This Teacher Says
When I was in middle school, I got into an extended conversation with a teacher in Washington, D.C., at a Youth Court conference. As we parted ways, she said that I spoke great English. Confused, I asked her what she meant. She said that she expected me to have a much heavier accent, being from Mexico. I corrected her, saying I was from New Mexico. She nodded and said, yes, she’d heard me the first time. I said it was a state. She didn’t believe me. I asked her, “What is the state between Texas and Arizona?” Her answer? “Utah.”

...Needs This T-Shirt

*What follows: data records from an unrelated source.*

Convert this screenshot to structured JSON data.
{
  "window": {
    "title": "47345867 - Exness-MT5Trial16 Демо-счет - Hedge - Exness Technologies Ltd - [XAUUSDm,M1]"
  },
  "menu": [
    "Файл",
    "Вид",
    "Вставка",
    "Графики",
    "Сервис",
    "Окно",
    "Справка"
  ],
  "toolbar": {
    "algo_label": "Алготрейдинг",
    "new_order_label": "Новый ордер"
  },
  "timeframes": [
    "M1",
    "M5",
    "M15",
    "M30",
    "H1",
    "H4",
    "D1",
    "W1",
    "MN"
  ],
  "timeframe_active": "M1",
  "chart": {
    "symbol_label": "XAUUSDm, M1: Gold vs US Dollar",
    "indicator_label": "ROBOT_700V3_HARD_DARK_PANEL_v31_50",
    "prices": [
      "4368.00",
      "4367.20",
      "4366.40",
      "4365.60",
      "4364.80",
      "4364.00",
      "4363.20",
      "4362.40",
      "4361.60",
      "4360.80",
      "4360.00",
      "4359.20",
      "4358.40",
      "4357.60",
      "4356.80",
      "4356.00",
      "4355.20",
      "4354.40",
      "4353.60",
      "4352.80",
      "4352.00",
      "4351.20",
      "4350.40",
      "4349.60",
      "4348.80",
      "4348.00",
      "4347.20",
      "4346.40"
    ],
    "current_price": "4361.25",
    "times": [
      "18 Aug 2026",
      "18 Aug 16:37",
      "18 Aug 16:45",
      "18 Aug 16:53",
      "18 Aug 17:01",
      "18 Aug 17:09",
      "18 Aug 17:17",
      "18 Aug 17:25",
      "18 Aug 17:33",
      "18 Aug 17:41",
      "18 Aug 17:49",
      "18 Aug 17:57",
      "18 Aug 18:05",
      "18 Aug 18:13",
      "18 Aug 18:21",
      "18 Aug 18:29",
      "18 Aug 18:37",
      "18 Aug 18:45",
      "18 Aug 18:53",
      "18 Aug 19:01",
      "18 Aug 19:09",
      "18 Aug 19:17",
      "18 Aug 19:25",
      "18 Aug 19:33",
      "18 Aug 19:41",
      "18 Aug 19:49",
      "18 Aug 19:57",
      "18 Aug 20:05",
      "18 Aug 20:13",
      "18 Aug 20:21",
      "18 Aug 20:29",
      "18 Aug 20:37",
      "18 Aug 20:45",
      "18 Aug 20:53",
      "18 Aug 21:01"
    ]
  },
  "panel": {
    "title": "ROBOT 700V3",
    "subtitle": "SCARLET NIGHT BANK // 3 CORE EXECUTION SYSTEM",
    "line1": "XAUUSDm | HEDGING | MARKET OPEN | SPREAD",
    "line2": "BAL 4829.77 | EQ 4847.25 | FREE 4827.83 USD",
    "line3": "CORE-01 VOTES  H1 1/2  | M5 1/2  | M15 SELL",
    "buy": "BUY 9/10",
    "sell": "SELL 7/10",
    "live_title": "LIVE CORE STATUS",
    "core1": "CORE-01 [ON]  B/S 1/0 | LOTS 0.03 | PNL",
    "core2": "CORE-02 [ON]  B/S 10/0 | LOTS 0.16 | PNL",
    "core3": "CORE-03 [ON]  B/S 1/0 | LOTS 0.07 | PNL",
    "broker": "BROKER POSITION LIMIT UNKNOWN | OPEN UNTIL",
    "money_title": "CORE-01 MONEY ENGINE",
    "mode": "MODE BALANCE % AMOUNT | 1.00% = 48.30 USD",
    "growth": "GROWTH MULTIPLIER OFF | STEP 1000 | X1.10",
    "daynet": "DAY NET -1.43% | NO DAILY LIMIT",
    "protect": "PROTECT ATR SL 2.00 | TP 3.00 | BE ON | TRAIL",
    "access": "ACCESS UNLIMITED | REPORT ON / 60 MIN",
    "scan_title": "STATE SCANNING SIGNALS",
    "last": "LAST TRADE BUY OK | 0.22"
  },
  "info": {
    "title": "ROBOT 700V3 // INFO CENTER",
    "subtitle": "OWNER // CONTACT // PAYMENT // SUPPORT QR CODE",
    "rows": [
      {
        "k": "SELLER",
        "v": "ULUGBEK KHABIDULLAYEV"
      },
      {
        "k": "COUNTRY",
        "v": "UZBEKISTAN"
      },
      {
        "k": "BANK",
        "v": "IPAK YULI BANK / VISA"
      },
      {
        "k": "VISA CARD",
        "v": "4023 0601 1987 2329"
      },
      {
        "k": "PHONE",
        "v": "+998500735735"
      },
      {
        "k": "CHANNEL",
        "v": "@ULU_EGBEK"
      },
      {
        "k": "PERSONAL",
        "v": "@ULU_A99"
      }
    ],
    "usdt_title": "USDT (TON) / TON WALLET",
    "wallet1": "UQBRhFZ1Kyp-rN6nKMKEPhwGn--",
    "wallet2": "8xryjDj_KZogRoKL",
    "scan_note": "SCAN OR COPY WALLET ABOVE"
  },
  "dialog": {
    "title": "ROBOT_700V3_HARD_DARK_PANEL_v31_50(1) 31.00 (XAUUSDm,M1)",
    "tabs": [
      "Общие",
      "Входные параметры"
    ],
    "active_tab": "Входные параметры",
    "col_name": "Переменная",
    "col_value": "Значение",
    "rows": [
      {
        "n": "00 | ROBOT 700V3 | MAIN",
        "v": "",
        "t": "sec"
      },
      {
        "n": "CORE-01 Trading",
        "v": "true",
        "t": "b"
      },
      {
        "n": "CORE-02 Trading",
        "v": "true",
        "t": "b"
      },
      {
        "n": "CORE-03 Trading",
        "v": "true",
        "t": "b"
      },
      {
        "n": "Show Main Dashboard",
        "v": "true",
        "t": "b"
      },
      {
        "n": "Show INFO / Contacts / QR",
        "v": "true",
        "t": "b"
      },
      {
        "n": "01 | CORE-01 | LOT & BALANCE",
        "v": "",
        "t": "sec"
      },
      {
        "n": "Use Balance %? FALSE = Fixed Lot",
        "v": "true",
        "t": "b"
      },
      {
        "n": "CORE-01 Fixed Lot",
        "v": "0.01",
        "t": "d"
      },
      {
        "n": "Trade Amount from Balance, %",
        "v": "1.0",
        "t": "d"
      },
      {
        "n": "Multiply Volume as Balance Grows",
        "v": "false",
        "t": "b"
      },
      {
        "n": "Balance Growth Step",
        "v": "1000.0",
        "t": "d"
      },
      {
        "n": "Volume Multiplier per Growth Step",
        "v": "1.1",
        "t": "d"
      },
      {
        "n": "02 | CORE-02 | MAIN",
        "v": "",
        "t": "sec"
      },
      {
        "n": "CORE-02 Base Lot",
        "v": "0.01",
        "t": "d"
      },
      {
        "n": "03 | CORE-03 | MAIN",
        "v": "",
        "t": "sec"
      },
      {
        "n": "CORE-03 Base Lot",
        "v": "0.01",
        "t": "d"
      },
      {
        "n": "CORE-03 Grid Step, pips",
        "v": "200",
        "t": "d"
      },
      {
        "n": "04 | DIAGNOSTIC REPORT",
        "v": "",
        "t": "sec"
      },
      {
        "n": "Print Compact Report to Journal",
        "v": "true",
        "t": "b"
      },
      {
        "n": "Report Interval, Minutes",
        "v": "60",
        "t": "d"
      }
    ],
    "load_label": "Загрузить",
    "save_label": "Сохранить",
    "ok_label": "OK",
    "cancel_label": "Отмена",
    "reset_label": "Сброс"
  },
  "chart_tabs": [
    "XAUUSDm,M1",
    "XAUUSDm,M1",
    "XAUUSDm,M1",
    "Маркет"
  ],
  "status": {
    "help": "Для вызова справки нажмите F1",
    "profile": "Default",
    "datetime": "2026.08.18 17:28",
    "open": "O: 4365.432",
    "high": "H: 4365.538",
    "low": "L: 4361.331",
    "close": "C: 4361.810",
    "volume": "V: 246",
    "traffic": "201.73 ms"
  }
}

I lived most of my life in New England, and when I mentioned to my co-workers there my intention to retire to New Mexico, one of them asked why I wanted to move out of the United States. A geography and history lesson ensued. Now when I go back there to visit, I wear a T-shirt that features an outline of the state and, inside its borders proclaims, “New Mexico. It’s not new and it’s not Mexico!”

does not compute
After calling from Rio Rancho to customer service about my computer, I suffered through numerous automatic responses but finally got a real person. The representative explained that she could not send a technician to Albuquerque, and asked, “Is this a city in northern Mexico?” I assured her that New Mexico is indeed a part of the United States, and that Albuquerque is a city there. Then she refused to send a technician to a “rural area.” I told her that Rio Rancho is the third largest city in New Mexico. After a long silence on the phone while she conferred with others, she told me she could send a technician for an additional fee. At this point, I gave up.